“O Lord, do not rebuke me in your anger,
or discipline me in your wrath.
Be gracious to me, O Lord, for I am languishing;
O Lord, heal me, for my bones are shaking with terror.
My soul also is struck with terror,
while you, O Lord—how long?
Turn, O Lord, save my life;
deliver me for the sake of your steadfast love.
For in death there is no remembrance of you;
in Sheol who can give you praise?
I am weary with my moaning;
every night I flood my bed with tears;
I drench my couch with my weeping.
My eyes waste away because of grief;
they grow weak because of all my foes.
Depart from me, all you workers of evil,
for the Lord has heard the sound of my weeping.
The Lord has heard my supplication;
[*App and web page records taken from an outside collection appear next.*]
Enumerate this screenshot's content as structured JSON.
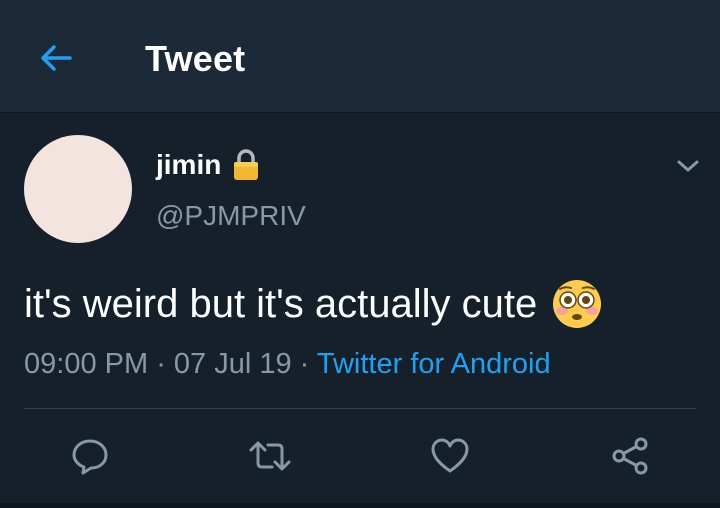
{
  "header": {
    "title": "Tweet"
  },
  "tweet": {
    "author_name": "jimin",
    "author_handle": "@PJMPRIV",
    "text": "it's weird but it's actually cute",
    "time": "09:00 PM",
    "separator": " · ",
    "date": "07 Jul 19",
    "source": "Twitter for Android"
  },
  "icons": {
    "back": "back-arrow-icon",
    "lock": "lock-icon",
    "caret": "chevron-down-icon",
    "emoji": "flushed-face-emoji",
    "reply": "reply-icon",
    "retweet": "retweet-icon",
    "like": "heart-icon",
    "share": "share-icon"
  },
  "colors": {
    "background": "#15202b",
    "header": "#1c2938",
    "accent": "#1da1f2",
    "secondary_text": "#8899a6"
  }
}
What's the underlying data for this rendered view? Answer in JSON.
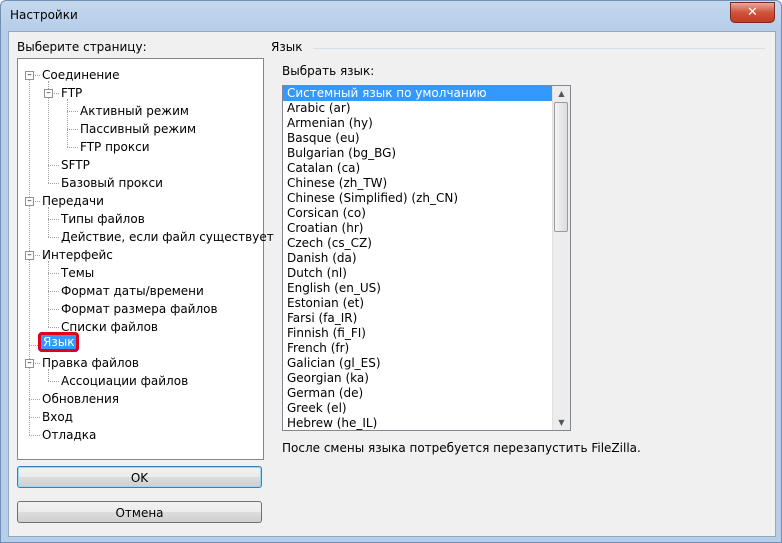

the Lord accepts my prayer.
All my enemies shall be ashamed and struck with terror;
they shall turn back, and in a moment be put to shame.” NRSV
As a part of my daily prayers, I have been reading a chapter a day from the book, Let My Prayer Rise to God: A Spirituality for Praying the Psalms by Rev. Dr. William Paulsell. Bill is a retired President of Lexington Theological Seminary who has been both a mentor and friend to me for many years. It was Bill who first introduced me to the Abby of Gethsemane and whetted my curiosity for a prayer-grounded life. Bill actually attended a class (or a workshop, can’t remember which) that Thomas Merton led when Bill was beginning his journey in ministry. Some of you may remember, Father Matthew Kelty, a long time fixture of the Abby. He and Bill were the best of friends. One of my most treasured days was spent with Bill and Fr. Kelty at the Abby many years ago.
In this book, Bill introduces the reader to the power of the Psalms and their ability to penetrate the deepest recesses of the human heart and find God there, no matter what the circumstances. I am loving reading it again. Psalm 6 is one of the many Psalms that speak for us when we can’t seem to find the words. I encourage you to give it try.
Be a blessing to someone today!